As I Wind My Way Toward Total Media Dominance (and a word or two to my recent commentators)
I am soooo late preparing for this flight I’m catching tomorrow morning to South Bend, Indiana, where, on Thursday morning (May 31), I’m due at the television studios of The Harvest Show. If you watch the hour-long broadcast on Thursday, you will at some point therein see me, being (I hope) Casual Yet Engaging, as I get interviewed about my book I’m OK--You’re Not. (Linking like that to the book’s Amazon page: Cheesy, Opportunistic Intrusion, or Legitimately Helpful? You be the judge! Cuz I can never tell.)
My wife Cat is coming with me. That way I have a much better chance of actually arriving at the studio on time Thursday morning. Or at all, for that matter. Cat is outstanding with maps and directions. I, on the other hand, am always completely confident that the way the car is facing at the time is the way I should drive. It always just seems to make sense. It very rarely proves to, though. So we make a good team.
Check out The Harvest Show. This is from the Information Sheet I guess they send upcoming guests about the show, and giving them directions and stuff:
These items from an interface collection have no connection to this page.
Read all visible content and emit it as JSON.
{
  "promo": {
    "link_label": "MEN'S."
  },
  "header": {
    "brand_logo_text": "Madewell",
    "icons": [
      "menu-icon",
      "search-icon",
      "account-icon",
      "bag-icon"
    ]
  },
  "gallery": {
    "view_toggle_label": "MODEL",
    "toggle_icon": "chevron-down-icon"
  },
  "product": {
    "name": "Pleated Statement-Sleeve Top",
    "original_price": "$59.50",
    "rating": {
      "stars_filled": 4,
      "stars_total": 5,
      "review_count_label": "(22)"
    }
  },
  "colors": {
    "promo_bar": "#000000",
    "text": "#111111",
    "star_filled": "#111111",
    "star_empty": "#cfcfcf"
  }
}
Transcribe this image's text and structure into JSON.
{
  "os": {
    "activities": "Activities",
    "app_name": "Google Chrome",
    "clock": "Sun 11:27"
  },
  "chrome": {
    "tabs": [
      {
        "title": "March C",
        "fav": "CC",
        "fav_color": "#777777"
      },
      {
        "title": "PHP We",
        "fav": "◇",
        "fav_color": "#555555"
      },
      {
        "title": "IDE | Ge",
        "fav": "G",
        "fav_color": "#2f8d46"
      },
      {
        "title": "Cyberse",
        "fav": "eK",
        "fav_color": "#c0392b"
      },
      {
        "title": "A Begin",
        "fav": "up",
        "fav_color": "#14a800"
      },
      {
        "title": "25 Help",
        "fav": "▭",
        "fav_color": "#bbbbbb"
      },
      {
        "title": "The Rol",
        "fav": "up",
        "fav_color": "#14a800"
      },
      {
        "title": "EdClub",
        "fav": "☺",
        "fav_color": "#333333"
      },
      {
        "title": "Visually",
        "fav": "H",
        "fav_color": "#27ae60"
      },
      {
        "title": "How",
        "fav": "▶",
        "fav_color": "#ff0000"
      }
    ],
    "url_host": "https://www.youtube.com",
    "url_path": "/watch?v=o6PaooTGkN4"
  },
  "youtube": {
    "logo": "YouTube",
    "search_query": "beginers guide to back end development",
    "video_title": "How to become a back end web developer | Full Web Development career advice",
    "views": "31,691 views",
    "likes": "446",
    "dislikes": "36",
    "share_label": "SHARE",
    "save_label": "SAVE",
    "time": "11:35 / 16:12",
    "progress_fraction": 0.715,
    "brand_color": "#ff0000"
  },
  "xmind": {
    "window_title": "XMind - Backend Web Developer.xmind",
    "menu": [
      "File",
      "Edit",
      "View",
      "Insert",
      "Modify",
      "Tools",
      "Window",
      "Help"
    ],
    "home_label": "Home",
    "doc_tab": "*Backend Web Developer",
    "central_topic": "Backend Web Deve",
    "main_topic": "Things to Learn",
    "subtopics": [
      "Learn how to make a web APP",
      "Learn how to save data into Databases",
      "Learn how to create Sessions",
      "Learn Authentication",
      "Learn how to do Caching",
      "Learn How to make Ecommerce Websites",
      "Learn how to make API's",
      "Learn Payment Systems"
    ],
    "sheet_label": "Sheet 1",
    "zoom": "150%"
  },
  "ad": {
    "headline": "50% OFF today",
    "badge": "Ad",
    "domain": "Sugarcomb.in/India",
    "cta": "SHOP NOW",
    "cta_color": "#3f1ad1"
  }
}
"Generally speaking, the program airs at 9 AM (EST) then is replayed at 10pm and 2 AM Check your local listings to confirm. We have North American coverage of approx. 46 million homes via DirecTV ch. 321, twelve LeSEA stations, cable, and syndication around the country. Our Middle East Television (METV) satellite reaches 73 million homes in Israel and 15 surrounding nations on channel 24 on cable to Israel. Far East TeleVision (FETV) airs LeSEA Broadcasting to approximately 4.3 billion people in Asia, Australia, all of Europe and Africa. Our European coverage is 78 million homes with the Wonderful Network, and 8 million homes in Argentina on Canal Luz. We also transmit on 5 shortwave stations to 1 billion shortwave radios on the planet."
Um. Right. So. The thing to do, is not forget to pack the antiperspirant.
Note to self: Figure out how to own that shortwave radio audience. Talk about untapped potential!
Note to people leaving the wonderful comments here: It’s not, as I’ve said, that I don’t want nonbelievers to be saved by Jesus. Of course I do; what Christian doesn’t? My point is that until someone asks me to share my faith with them, I should only love them, and trust the Holy Spirit to take care of the rest. You can’t talk anyone into being Christian; conversion is an emotional experience, not an intellectual one. No one (that is, no adult, in this culture) isn’t a Christian because they lack information about Christianity. Everyone has available to them, 24-7, all the information they could ever want or need about our faith. What I think nonbelievers don’t have enough of in their lives are Christians who “just” love them, who show true and thoughtful respect for who they are and what they believe--who, in other words, have clearly made their primary imperative fulfilling the very commandment Jesus said should be the believer’s primary imperative. Jesus didn’t say to love our neighbors once they convert. He said to love them, period. And that means respecting them, since love without respect is no love at all--it’s condescension. And if you respect someone, you don’t disrespect them--you don’t undermine that love--by telling them that they’re wrong about virtually everything that’s important in life. If you do tell them that--if you do try to convert someone who hasn’t first asked you for that kind of intimate, extremely personal input--then you will repel them away from you, the same way any of us would be repelled by someone telling us Christianity is wrong. And a person repelled from you is a person with whom you don’t have a relationship. Which means you can’t fulfill the Great Commandment with them. Which means that you’re directly disobeying the one, supreme, overriding directive given us by Jesus.
I mean … I’m not by nature an argumentative person. I don’t like having an opinion that makes people want to … write me a lot, to tell me how wrong I am. That’s just not me. But I just can’t see any way around this clear, simply logic. “The Great Commission and The Great Commandment are perfectly compatible” is an outstanding, heartwarming, inspiring theory. But as a practical reality, it falls apart just as quickly as it takes anyone to want to stop dealing with anyone--and especially with a stranger--who has insulted them.
But believe me, I’m totally open to how telling someone they’re wrong about whatever they believe isn’t insulting to them. That’s the language I would very, very much like to hear.
Anyway, all love to the commentators. I know everyone’s just trying to do right by the Lord. Together, we’ll figure it out.